> **Information given**:
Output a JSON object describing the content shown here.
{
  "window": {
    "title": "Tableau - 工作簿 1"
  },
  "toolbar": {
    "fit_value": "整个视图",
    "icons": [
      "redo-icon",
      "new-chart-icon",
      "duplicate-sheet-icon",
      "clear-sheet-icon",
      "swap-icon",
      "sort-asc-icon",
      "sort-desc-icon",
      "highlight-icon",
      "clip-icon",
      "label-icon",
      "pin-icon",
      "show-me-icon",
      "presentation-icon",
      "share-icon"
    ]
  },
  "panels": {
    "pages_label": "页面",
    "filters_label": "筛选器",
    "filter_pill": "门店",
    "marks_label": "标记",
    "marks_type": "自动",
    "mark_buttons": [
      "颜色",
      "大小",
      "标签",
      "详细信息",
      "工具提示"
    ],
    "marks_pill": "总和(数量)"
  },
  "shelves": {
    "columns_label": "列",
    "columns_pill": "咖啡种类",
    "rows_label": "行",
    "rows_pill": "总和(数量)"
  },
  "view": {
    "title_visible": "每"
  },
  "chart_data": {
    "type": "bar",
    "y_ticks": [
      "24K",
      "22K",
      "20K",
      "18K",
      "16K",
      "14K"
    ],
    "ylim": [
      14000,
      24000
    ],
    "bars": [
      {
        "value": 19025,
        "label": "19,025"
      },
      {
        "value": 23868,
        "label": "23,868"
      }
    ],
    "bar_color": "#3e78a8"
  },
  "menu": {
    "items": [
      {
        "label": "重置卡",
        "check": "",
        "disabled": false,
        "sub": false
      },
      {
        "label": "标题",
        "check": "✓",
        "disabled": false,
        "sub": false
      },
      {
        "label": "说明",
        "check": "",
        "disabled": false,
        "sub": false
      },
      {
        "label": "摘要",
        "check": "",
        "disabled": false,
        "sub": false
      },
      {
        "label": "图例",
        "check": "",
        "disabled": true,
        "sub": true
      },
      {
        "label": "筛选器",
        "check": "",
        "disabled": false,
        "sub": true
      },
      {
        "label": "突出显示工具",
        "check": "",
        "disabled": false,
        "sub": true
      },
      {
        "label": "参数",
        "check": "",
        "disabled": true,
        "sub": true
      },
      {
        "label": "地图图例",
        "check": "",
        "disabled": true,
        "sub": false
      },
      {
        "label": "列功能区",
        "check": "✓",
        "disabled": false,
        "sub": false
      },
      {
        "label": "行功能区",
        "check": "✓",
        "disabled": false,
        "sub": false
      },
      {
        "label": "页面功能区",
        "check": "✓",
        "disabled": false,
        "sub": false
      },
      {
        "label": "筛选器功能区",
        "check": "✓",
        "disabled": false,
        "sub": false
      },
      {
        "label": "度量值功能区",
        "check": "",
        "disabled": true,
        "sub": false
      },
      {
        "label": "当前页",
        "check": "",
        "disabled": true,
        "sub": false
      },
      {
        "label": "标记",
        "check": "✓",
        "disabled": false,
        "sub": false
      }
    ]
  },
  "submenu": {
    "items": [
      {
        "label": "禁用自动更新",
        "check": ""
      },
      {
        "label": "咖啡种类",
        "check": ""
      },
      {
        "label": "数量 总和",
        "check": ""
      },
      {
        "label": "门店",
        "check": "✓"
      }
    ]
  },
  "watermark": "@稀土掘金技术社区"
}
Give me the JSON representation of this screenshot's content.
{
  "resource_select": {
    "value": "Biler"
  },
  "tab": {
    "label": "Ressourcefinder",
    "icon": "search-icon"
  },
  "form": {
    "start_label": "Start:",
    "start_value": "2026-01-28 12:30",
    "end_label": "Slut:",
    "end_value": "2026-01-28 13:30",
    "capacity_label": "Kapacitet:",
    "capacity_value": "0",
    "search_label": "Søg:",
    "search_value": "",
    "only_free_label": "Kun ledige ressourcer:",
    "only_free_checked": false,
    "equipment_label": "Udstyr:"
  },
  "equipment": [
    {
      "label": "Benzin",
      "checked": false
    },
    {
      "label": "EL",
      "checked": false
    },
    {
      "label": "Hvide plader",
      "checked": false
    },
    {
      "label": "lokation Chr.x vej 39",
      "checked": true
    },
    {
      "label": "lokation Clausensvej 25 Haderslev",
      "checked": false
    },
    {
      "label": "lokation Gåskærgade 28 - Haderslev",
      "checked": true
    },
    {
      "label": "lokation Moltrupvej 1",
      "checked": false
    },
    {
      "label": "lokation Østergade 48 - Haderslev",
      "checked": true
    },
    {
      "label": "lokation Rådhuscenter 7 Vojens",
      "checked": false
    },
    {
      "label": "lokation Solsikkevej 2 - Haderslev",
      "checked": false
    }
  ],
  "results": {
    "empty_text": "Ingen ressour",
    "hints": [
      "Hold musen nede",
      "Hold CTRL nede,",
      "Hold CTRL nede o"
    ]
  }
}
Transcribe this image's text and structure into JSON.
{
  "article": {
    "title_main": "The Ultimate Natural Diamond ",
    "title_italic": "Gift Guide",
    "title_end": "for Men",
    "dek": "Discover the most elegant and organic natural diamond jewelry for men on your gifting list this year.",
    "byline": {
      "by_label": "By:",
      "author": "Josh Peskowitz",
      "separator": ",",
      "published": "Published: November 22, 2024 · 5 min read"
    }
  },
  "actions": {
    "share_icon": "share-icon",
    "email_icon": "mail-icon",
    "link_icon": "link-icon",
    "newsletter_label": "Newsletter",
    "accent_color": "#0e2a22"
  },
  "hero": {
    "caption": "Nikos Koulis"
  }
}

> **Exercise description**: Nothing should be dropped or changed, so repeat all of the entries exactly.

> **Problem solution**:
Output a JSON object describing the content shown here.
{
  "window": {
    "title": "Tableau - 工作簿 1"
  },
  "toolbar": {
    "fit_value": "整个视图",
    "icons": [
      "redo-icon",
      "new-chart-icon",
      "duplicate-sheet-icon",
      "clear-sheet-icon",
      "swap-icon",
      "sort-asc-icon",
      "sort-desc-icon",
      "highlight-icon",
      "clip-icon",
      "label-icon",
      "pin-icon",
      "show-me-icon",
      "presentation-icon",
      "share-icon"
    ]
  },
  "panels": {
    "pages_label": "页面",
    "filters_label": "筛选器",
    "filter_pill": "门店",
    "marks_label": "标记",
    "marks_type": "自动",
    "mark_buttons": [
      "颜色",
      "大小",
      "标签",
      "详细信息",
      "工具提示"
    ],
    "marks_pill": "总和(数量)"
  },
  "shelves": {
    "columns_label": "列",
    "columns_pill": "咖啡种类",
    "rows_label": "行",
    "rows_pill": "总和(数量)"
  },
  "view": {
    "title_visible": "每"
  },
  "chart_data": {
    "type": "bar",
    "y_ticks": [
      "24K",
      "22K",
      "20K",
      "18K",
      "16K",
      "14K"
    ],
    "ylim": [
      14000,
      24000
    ],
    "bars": [
      {
        "value": 19025,
        "label": "19,025"
      },
      {
        "value": 23868,
        "label": "23,868"
      }
    ],
    "bar_color": "#3e78a8"
  },
  "menu": {
    "items": [
      {
        "label": "重置卡",
        "check": "",
        "disabled": false,
        "sub": false
      },
      {
        "label": "标题",
        "check": "✓",
        "disabled": false,
        "sub": false
      },
      {
        "label": "说明",
        "check": "",
        "disabled": false,
        "sub": false
      },
      {
        "label": "摘要",
        "check": "",
        "disabled": false,
        "sub": false
      },
      {
        "label": "图例",
        "check": "",
        "disabled": true,
        "sub": true
      },
      {
        "label": "筛选器",
        "check": "",
        "disabled": false,
        "sub": true
      },
      {
        "label": "突出显示工具",
        "check": "",
        "disabled": false,
        "sub": true
      },
      {
        "label": "参数",
        "check": "",
        "disabled": true,
        "sub": true
      },
      {
        "label": "地图图例",
        "check": "",
        "disabled": true,
        "sub": false
      },
      {
        "label": "列功能区",
        "check": "✓",
        "disabled": false,
        "sub": false
      },
      {
        "label": "行功能区",
        "check": "✓",
        "disabled": false,
        "sub": false
      },
      {
        "label": "页面功能区",
        "check": "✓",
        "disabled": false,
        "sub": false
      },
      {
        "label": "筛选器功能区",
        "check": "✓",
        "disabled": false,
        "sub": false
      },
      {
        "label": "度量值功能区",
        "check": "",
        "disabled": true,
        "sub": false
      },
      {
        "label": "当前页",
        "check": "",
        "disabled": true,
        "sub": false
      },
      {
        "label": "标记",
        "check": "✓",
        "disabled": false,
        "sub": false
      }
    ]
  },
  "submenu": {
    "items": [
      {
        "label": "禁用自动更新",
        "check": ""
      },
      {
        "label": "咖啡种类",
        "check": ""
      },
      {
        "label": "数量 总和",
        "check": ""
      },
      {
        "label": "门店",
        "check": "✓"
      }
    ]
  },
  "watermark": "@稀土掘金技术社区"
}
Give me the JSON representation of this screenshot's content.
{
  "resource_select": {
    "value": "Biler"
  },
  "tab": {
    "label": "Ressourcefinder",
    "icon": "search-icon"
  },
  "form": {
    "start_label": "Start:",
    "start_value": "2026-01-28 12:30",
    "end_label": "Slut:",
    "end_value": "2026-01-28 13:30",
    "capacity_label": "Kapacitet:",
    "capacity_value": "0",
    "search_label": "Søg:",
    "search_value": "",
    "only_free_label": "Kun ledige ressourcer:",
    "only_free_checked": false,
    "equipment_label": "Udstyr:"
  },
  "equipment": [
    {
      "label": "Benzin",
      "checked": false
    },
    {
      "label": "EL",
      "checked": false
    },
    {
      "label": "Hvide plader",
      "checked": false
    },
    {
      "label": "lokation Chr.x vej 39",
      "checked": true
    },
    {
      "label": "lokation Clausensvej 25 Haderslev",
      "checked": false
    },
    {
      "label": "lokation Gåskærgade 28 - Haderslev",
      "checked": true
    },
    {
      "label": "lokation Moltrupvej 1",
      "checked": false
    },
    {
      "label": "lokation Østergade 48 - Haderslev",
      "checked": true
    },
    {
      "label": "lokation Rådhuscenter 7 Vojens",
      "checked": false
    },
    {
      "label": "lokation Solsikkevej 2 - Haderslev",
      "checked": false
    }
  ],
  "results": {
    "empty_text": "Ingen ressour",
    "hints": [
      "Hold musen nede",
      "Hold CTRL nede,",
      "Hold CTRL nede o"
    ]
  }
}
Transcribe this image's text and structure into JSON.
{
  "article": {
    "title_main": "The Ultimate Natural Diamond ",
    "title_italic": "Gift Guide",
    "title_end": "for Men",
    "dek": "Discover the most elegant and organic natural diamond jewelry for men on your gifting list this year.",
    "byline": {
      "by_label": "By:",
      "author": "Josh Peskowitz",
      "separator": ",",
      "published": "Published: November 22, 2024 · 5 min read"
    }
  },
  "actions": {
    "share_icon": "share-icon",
    "email_icon": "mail-icon",
    "link_icon": "link-icon",
    "newsletter_label": "Newsletter",
    "accent_color": "#0e2a22"
  },
  "hero": {
    "caption": "Nikos Koulis"
  }
}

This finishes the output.